One idea that has gained steam in national media reports calls for football season to be delayed until January or February. This pandemic has proved that our idea of normal is gone, so the sports world will need to be creative to get back on its feet and moving again. For college football, spring ball is better than no ball. But that hypothetical raises many questions.
Case in point: How would the Gophers play home games in January and February? Bring extra hand warmers and your shovel to help clear out from the blizzard in minus-10 degrees windchill.
If this plan materializes, perhaps one possibility would be to move Gophers games to U.S. Bank Stadium — a reverse of the 2010 season in which the Vikings had to borrow the Gophers home stadium in a pinch. Those who risked frostbite attending the Vikings playoff game against Seattle played in below-zero temperature at TCF Bank Stadium in January 2016 likely would vote for other alternatives than dead-of-winter outdoor football. Big Ten Commissioner Kevin Warren could use his Vikings ties to facilitate an agreement.

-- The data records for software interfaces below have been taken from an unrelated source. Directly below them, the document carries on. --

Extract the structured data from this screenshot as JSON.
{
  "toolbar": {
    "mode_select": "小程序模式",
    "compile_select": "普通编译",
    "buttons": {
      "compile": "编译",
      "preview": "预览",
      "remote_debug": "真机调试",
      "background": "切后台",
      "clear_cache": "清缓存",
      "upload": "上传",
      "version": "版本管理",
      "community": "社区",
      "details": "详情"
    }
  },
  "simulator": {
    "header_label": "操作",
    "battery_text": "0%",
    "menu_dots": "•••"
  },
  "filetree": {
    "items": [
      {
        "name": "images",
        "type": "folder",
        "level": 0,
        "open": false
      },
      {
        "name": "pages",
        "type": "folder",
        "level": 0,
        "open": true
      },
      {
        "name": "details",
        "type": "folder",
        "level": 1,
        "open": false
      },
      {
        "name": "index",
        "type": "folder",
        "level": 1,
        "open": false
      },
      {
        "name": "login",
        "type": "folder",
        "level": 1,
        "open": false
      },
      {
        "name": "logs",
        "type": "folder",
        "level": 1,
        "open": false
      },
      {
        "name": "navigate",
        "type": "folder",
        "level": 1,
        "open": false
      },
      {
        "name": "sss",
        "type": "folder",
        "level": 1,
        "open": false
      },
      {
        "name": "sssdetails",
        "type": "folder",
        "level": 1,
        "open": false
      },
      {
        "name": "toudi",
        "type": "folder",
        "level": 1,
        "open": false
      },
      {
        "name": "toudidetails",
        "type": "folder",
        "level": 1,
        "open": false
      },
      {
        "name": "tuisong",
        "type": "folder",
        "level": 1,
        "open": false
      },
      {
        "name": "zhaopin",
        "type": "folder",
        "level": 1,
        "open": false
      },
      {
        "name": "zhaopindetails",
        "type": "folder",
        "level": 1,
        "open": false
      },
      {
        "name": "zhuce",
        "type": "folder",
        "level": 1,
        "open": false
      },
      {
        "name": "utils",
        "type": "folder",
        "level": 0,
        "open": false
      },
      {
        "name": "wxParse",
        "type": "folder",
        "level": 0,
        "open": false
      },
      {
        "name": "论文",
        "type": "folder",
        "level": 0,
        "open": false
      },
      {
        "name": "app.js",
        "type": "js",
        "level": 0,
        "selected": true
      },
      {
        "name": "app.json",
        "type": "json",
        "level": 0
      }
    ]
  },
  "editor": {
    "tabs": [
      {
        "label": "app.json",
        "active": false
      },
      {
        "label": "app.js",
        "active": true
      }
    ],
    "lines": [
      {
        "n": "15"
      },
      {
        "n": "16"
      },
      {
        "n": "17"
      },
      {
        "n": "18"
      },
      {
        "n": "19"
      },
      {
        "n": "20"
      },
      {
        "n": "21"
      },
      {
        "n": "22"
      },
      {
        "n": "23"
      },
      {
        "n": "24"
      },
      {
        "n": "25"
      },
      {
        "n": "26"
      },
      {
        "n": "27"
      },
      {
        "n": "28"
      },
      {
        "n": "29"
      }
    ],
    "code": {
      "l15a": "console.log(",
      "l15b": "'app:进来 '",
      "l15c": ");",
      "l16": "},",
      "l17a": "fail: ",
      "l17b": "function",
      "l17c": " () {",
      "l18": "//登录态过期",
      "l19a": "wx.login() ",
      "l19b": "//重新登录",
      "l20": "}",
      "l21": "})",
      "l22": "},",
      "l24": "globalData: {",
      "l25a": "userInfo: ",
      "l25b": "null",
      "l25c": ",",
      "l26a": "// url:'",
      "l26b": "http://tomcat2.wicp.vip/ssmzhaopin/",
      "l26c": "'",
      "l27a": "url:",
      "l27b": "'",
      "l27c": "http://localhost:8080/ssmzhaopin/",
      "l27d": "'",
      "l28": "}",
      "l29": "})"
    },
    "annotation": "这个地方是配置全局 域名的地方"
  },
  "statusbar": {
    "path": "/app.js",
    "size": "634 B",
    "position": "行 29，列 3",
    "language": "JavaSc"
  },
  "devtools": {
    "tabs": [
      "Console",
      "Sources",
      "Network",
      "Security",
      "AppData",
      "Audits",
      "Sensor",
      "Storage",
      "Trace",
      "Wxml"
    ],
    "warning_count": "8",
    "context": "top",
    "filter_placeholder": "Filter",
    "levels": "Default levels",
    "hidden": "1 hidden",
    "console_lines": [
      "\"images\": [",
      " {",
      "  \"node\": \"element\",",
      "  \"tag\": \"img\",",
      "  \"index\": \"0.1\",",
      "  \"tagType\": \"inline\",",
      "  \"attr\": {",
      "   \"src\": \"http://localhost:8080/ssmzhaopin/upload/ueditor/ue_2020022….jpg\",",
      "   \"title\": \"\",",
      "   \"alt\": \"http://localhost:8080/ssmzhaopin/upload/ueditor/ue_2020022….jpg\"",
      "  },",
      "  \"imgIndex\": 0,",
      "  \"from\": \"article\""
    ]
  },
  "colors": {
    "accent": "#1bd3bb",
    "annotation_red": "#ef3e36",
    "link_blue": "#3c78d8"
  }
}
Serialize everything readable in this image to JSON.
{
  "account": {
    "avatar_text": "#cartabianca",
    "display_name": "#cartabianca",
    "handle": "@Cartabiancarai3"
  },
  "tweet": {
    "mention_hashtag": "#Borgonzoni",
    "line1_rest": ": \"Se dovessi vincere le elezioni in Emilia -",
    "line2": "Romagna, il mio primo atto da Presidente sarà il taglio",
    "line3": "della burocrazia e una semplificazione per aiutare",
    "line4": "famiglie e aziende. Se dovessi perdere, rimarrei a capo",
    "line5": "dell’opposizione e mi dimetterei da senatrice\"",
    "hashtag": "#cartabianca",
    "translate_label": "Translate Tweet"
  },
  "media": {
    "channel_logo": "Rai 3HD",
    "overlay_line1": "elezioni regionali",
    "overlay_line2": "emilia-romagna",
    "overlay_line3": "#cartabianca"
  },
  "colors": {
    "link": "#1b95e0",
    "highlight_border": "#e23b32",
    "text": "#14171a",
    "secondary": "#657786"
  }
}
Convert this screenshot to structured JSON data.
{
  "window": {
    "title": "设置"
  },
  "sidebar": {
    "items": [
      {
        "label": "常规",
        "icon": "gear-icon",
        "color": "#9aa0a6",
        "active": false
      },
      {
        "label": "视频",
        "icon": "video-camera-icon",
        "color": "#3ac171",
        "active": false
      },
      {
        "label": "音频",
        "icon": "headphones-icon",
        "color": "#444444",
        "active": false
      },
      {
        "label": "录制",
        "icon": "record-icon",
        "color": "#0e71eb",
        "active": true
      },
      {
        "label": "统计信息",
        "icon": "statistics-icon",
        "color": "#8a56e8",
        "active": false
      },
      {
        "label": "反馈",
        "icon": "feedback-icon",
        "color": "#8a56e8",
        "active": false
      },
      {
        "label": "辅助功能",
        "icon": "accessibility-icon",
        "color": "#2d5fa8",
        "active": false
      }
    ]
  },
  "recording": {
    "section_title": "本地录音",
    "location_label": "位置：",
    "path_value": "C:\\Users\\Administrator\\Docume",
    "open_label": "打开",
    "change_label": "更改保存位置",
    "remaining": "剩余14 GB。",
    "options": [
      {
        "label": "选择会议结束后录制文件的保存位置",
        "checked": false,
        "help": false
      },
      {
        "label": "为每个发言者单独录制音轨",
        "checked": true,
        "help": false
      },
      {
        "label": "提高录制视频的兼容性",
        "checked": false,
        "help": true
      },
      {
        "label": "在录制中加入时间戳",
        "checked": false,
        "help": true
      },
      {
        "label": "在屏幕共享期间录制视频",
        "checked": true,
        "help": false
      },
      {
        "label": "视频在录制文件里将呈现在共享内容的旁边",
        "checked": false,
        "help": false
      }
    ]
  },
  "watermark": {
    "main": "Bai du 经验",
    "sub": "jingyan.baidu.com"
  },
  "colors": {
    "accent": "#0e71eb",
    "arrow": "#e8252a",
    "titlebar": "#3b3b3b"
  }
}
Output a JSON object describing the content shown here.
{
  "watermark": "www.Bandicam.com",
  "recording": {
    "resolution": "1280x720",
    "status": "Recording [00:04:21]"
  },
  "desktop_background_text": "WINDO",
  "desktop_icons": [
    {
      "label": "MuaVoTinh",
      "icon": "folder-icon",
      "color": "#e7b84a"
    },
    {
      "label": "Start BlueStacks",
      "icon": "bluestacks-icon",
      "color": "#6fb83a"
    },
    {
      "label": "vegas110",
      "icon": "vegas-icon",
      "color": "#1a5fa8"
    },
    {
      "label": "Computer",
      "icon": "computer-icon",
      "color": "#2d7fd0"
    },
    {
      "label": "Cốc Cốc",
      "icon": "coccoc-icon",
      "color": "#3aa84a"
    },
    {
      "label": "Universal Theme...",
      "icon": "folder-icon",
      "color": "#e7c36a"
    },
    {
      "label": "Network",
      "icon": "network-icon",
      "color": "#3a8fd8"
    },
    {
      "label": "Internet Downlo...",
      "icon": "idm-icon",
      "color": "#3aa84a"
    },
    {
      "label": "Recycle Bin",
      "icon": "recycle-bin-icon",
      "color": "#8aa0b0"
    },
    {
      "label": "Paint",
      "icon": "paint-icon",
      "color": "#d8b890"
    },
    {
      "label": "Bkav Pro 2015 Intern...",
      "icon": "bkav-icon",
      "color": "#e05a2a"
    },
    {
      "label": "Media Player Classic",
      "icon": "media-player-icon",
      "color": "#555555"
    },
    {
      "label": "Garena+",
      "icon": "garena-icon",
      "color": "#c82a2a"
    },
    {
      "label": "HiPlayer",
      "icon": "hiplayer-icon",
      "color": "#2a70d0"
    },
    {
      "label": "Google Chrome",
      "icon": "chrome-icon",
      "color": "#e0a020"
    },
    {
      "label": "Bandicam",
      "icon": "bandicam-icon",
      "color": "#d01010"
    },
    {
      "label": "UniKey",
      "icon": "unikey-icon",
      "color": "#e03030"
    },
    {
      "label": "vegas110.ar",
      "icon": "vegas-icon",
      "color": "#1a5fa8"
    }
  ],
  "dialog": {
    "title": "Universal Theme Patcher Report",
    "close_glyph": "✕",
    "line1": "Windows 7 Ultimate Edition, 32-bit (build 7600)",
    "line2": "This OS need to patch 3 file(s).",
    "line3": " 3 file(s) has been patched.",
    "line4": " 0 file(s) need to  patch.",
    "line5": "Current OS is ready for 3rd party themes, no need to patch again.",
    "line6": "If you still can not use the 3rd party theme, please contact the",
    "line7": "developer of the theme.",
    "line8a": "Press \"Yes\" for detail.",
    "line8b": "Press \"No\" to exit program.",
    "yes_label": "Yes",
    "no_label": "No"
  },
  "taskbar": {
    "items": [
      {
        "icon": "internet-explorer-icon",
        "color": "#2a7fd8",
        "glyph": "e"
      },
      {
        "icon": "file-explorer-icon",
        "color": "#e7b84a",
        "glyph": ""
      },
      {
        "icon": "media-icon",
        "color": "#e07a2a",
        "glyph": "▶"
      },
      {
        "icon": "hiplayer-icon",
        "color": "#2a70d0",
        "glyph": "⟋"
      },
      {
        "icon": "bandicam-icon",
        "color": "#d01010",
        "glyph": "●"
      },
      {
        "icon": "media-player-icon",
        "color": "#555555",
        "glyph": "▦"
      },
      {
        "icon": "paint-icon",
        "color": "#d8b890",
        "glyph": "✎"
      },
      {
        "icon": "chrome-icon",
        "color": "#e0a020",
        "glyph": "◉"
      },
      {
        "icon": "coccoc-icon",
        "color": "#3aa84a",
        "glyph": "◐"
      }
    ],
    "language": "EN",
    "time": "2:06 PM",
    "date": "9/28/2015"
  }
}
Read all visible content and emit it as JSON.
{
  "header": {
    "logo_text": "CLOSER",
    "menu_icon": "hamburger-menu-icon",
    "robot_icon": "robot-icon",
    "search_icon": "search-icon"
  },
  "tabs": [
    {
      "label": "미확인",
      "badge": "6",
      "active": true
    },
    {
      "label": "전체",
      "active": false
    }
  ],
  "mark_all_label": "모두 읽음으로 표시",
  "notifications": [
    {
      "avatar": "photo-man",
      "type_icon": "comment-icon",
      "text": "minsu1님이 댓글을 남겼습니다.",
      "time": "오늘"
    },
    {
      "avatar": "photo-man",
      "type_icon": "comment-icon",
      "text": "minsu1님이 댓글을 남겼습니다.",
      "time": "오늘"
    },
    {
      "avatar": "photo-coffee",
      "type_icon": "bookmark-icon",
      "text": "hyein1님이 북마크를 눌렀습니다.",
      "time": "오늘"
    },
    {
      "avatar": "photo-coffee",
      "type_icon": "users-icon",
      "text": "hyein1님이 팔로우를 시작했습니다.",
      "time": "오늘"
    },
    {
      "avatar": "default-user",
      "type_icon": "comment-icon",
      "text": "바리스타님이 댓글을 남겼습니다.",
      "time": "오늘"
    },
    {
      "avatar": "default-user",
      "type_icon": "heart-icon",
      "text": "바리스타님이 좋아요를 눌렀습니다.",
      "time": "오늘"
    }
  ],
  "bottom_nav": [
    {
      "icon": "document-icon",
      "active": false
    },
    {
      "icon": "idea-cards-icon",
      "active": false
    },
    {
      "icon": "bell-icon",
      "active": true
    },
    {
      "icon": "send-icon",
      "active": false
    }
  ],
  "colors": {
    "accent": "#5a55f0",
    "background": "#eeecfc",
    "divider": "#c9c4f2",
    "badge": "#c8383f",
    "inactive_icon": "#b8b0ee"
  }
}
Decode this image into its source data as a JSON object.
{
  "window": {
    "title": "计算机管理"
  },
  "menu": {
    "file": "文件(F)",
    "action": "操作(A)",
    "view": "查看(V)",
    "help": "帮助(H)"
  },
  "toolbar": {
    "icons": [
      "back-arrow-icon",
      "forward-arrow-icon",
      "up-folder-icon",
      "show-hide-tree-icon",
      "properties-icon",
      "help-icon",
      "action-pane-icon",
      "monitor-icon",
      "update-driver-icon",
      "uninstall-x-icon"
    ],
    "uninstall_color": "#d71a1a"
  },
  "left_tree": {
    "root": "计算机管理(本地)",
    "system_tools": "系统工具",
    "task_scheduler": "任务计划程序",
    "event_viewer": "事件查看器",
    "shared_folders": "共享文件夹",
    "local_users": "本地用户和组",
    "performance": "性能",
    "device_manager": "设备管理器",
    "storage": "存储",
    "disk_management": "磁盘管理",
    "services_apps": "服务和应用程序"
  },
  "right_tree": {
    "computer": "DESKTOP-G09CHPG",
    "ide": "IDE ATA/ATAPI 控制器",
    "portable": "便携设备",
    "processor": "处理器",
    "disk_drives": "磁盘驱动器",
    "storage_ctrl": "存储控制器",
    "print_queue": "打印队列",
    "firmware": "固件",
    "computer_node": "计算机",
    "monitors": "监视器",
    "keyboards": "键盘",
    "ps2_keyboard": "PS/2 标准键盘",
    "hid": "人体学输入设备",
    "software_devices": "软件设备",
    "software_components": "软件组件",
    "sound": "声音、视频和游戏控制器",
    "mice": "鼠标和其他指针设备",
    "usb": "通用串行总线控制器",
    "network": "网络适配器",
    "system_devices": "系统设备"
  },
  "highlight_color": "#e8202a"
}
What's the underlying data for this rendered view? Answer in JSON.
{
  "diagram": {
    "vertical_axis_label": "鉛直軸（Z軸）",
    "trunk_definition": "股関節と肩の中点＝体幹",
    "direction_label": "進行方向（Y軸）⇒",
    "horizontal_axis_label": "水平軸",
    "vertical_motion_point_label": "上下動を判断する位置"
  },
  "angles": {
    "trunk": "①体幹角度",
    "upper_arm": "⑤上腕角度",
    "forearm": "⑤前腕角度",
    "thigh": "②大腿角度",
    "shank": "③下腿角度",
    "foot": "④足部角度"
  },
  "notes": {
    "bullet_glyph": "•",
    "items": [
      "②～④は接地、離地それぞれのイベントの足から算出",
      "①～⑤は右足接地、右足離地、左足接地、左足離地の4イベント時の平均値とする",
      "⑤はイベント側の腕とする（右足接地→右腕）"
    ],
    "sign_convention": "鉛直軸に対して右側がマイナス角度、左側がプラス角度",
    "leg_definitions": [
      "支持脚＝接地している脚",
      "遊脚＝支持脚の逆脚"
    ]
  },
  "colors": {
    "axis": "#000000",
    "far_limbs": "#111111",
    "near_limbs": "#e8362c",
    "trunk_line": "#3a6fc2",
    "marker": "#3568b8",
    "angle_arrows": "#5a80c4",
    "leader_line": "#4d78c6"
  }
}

Other schools in northern climates would face similar logistical hurdles during the harshest months. There are other concerns. A spring season would severely shorten recovery time for players before the 2021 season, assuming a normal start time in the fall. Player safety would be compromised, even if the season is shortened to, say, eight to 10 games.
Further, when would the NFL hold its draft, and would players considered to be early-round picks skip a spring season because of the risks? And would football season coincide with college basketball and March Madness?
“It’s just hard to tell what it’s going to look like,” Gophers coach P.J. Fleck said. “There’s a lot of things to talk about.”
Consensus will be difficult to achieve. There are 130 FBS schools spread out geographically in 10 conferences (plus independents) operating under varying budget constraints and potentially different orders from elected officials on when it is safe to return.
Last week, Minnesota Gov. Tim Walz cast doubt on the State Fair, saying, “I think it will be difficult to see a State Fair operating.”
The Gophers are scheduled to open their season in that same window. Will they and other teams be in position to host games in packed stadiums by then?
What remains unanimous is the fiscal importance of football on college sports. Athletic departments have already begun eliminating sports in response to lost revenue caused by the pandemic. Without football, athletic departments would face draconian measures. The University of Minnesota Board of Regents estimates a $30 million revenue loss if sports return in the fall without fans in attendance.
That scenario — sports without fans — doesn’t sound like a practical option for college sports. Professional sports, yes, possibly, but not college sports, which clings to its amateurism ideals.
If universities determine that it is unsafe for fans to attend games, how could they justify putting student-athletes at risk by allowing them to carry on business as usual in terms of blocking, tackling and sharing a locker room?
And what happens if certain schools choose to extend distance learning into fall semester while others bring students back?
Or if certain states remain under stay-at-home guidelines? No university would ask football players to return to campus just to play football.
Everything remains hypothetical amid all the uncertainty. Football season is still several months away, but schools eventually will reach a deadline to make a decision because players and teams need time to prepare for the season.
Finding a plan that fits into one box for all 130 schools will be a real challenge. But college leaders will try just about anything to avoid losing an entire football season and the revenue that comes with it.